Says Perry, "Mark Twain is buried in Elmira, and I was born about a half-mile from his gravesite. My grandmother used to watch him walk the streets in his white suit, and I came to know his niece. Not surprisingly, this close connection with the author is what led me to devote a number of years to producing films and stage versions of his works."

LC: Creativity in any field knows no limits, and one musical revelation while composing can often spur a next, and then a next one. It's fascinating that you can pick up a piece you composed years previously, and rework it into a new score that was always meant to be. In that light, when do you realize that a score is truly complete? (And at times there have been years between you originally composing a piece of music/score and then evolving it for later purposes.)

William Perry: We have a saying in film editing that a scene, or for that matter an entire film, is never completed, but simply abandoned when the search for perfection is no longer producing positive results. I like having deadlines . . .a film release date or a concert premiere date. It channels one’s energy into doing often remarkable work that oceans of extra time would probably not improve upon.

LC: You have often travelled abroad for assignments and projects, as such with your recent working trip to the Provence region of France. Did the beauty of the area inspire compositions for your latest CD project titled Toujours Provence?

William Perry: These photos reflect my inspirational background work for Toujours Provence, and are quite colorful.
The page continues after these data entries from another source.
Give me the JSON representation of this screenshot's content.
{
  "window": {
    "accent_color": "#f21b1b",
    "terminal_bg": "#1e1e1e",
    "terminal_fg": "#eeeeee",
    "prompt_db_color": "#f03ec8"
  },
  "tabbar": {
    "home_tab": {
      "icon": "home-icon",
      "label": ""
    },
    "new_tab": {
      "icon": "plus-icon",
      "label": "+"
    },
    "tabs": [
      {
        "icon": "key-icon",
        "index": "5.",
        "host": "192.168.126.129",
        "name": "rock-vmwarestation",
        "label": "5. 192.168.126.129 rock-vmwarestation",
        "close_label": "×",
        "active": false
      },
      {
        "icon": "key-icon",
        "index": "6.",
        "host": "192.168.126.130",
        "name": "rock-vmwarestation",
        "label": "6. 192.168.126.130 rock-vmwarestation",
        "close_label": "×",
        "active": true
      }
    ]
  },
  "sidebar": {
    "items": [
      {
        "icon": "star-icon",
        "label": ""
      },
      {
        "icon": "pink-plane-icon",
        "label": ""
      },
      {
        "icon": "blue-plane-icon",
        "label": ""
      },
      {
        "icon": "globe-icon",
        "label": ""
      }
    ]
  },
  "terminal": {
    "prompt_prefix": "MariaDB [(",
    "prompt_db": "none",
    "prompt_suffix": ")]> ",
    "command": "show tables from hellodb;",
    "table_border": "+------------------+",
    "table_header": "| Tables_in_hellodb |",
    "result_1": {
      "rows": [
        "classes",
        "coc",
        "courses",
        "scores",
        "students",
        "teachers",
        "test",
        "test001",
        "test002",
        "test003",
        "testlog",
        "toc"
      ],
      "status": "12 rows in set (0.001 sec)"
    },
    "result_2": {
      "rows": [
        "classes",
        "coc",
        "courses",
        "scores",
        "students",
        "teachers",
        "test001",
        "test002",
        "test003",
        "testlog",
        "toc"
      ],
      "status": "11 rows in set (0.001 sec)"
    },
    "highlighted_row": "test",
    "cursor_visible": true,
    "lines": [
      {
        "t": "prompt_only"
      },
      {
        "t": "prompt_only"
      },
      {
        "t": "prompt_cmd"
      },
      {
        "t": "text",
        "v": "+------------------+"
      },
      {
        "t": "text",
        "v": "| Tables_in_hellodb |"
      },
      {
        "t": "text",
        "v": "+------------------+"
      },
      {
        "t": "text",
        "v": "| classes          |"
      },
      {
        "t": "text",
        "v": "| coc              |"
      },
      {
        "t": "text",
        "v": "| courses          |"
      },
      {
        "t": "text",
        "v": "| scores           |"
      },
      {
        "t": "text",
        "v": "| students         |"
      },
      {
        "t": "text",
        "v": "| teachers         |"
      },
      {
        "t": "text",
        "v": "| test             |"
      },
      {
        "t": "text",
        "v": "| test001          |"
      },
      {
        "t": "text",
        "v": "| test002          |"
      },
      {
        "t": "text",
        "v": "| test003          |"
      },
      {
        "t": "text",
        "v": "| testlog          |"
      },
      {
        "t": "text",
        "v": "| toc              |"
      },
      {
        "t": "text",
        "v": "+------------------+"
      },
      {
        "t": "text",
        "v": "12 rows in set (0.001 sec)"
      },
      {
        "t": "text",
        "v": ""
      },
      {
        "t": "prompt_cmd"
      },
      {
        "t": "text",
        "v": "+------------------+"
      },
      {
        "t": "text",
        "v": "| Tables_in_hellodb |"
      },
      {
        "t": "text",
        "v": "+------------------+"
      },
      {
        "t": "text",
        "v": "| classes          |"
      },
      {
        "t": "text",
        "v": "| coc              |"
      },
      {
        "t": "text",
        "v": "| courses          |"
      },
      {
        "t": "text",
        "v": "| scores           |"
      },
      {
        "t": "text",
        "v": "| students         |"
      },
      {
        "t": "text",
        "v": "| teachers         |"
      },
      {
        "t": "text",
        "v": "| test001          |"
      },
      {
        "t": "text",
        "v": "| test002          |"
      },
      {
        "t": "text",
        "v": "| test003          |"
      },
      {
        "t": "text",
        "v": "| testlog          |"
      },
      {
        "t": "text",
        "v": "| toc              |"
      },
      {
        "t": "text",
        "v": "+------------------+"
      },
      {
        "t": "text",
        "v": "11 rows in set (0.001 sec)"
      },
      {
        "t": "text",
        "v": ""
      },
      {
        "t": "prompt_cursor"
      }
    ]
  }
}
The second movement of the upcoming Toujours Provence orchestral suite celebrates the fields of lavender (top) photo for which Provence is famous. The third movement is a depiction of Van Gogh’s famous "Café Terrace at Night" painting. The café (bottom), which is in Arles, pretty much exists as it did in Van Gogh’s day.

William Perry: Absolutely. The beauty, the history, the artistic culture, the colorful spirit of the people. It’s a unique part of the world. Toujours Provence will be a four movement orchestral suite with a featured solo piano. It is at least a year away from completion because I am devoting my current time to revising the Mark Twain Musical (Mr. Mark Twain) to make it suitable for smaller stages. The original production called for a cast of 60 and had a horse and carriage, a floating raft and a 55 foot high Mississippi riverboat.

LC: When day's work is done, and you have your feet up relaxing, what music compositions by others or ensembles/orchestras might you enjoy listening to?

William Perry: Somehow I don’t recall putting my feet up and relaxing, but if I were to, I would probably be listening to Beethoven's Late string quartets, or to some favorite orchestral pieces from the English pastoral school by composers such as Delius, Vaughan Williams, and Holst.


Over the years I have worked with some wonderful teachers and colleagues. Many of them have passed on. But still among us, happily, are: Donald Sosin, Peter Breiner, Yehuda Hanani, Michael Chertock, Ambra Albek, William David Brohn, Timothy Hutchins, Jack Waddell, Wallis Giunta, Nick Byrne, John Brancy, William Eddins, Ben Model, Malcolm Rudland and so many others.

And if I may, I would like to give a special vote of appreciation to three comrades who in recent years have been instrumental (sorry!) in making my musical life so special:

Paul Phillips:  a musical polymath (conductor, composer, educator, author, musicologist),  whose extraordinary understanding of music in all its forms and whose ability to communicate it perfectly to orchestra and audience, is a composer’s dream.

Paul Phillips

Paul Phillips on the podium. Says Perry, "Paul has the finest baton technique of any conductor I know."

Robert Nowak:  a master of orchestration and arranging and equally remarkable, the finest music engraver in the business. I can’t imagine a musical world without him.

William Perry and

William Perry and Robert Nowak consulting on a score at the Dublin recording of Music from Great Films of the Silent Era – Part 2 in 2014

Tim Handley:  a record producer and engineer of exquisite skill and taste, whose Grammy Award for best classical producer in the world is more than deserved.

Tim Handley

Grammy Award-winning Producer and Sound Engineer Tim Handley at his console at the National Concert Hall, Dublin